Copy all the records exactly; the complete set is the expected result.

PROVIDED RECORDS:
=====
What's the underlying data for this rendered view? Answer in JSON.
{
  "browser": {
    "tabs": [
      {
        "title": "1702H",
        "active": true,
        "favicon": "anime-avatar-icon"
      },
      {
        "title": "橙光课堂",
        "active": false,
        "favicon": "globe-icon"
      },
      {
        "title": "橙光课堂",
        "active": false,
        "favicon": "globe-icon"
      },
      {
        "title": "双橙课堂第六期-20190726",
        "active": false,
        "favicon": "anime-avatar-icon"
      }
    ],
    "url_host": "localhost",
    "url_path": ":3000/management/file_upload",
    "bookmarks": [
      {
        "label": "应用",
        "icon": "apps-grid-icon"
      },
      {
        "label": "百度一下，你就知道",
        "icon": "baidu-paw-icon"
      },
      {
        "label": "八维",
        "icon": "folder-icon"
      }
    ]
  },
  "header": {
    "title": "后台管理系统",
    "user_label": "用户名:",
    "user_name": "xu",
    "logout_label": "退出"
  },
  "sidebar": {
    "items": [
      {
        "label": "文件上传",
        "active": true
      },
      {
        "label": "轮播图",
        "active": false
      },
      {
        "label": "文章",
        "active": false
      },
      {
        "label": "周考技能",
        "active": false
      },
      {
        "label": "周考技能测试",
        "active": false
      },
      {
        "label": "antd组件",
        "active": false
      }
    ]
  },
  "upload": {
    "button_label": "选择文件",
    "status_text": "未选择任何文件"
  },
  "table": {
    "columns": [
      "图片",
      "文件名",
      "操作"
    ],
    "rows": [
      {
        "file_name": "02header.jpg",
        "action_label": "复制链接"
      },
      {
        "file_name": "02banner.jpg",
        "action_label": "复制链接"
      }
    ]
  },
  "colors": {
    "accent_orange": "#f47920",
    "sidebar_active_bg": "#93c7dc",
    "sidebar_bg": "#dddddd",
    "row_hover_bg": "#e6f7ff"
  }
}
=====
EXERCISE SOLUTION:
What's the underlying data for this rendered view? Answer in JSON.
{
  "browser": {
    "tabs": [
      {
        "title": "1702H",
        "active": true,
        "favicon": "anime-avatar-icon"
      },
      {
        "title": "橙光课堂",
        "active": false,
        "favicon": "globe-icon"
      },
      {
        "title": "橙光课堂",
        "active": false,
        "favicon": "globe-icon"
      },
      {
        "title": "双橙课堂第六期-20190726",
        "active": false,
        "favicon": "anime-avatar-icon"
      }
    ],
    "url_host": "localhost",
    "url_path": ":3000/management/file_upload",
    "bookmarks": [
      {
        "label": "应用",
        "icon": "apps-grid-icon"
      },
      {
        "label": "百度一下，你就知道",
        "icon": "baidu-paw-icon"
      },
      {
        "label": "八维",
        "icon": "folder-icon"
      }
    ]
  },
  "header": {
    "title": "后台管理系统",
    "user_label": "用户名:",
    "user_name": "xu",
    "logout_label": "退出"
  },
  "sidebar": {
    "items": [
      {
        "label": "文件上传",
        "active": true
      },
      {
        "label": "轮播图",
        "active": false
      },
      {
        "label": "文章",
        "active": false
      },
      {
        "label": "周考技能",
        "active": false
      },
      {
        "label": "周考技能测试",
        "active": false
      },
      {
        "label": "antd组件",
        "active": false
      }
    ]
  },
  "upload": {
    "button_label": "选择文件",
    "status_text": "未选择任何文件"
  },
  "table": {
    "columns": [
      "图片",
      "文件名",
      "操作"
    ],
    "rows": [
      {
        "file_name": "02header.jpg",
        "action_label": "复制链接"
      },
      {
        "file_name": "02banner.jpg",
        "action_label": "复制链接"
      }
    ]
  },
  "colors": {
    "accent_orange": "#f47920",
    "sidebar_active_bg": "#93c7dc",
    "sidebar_bg": "#dddddd",
    "row_hover_bg": "#e6f7ff"
  }
}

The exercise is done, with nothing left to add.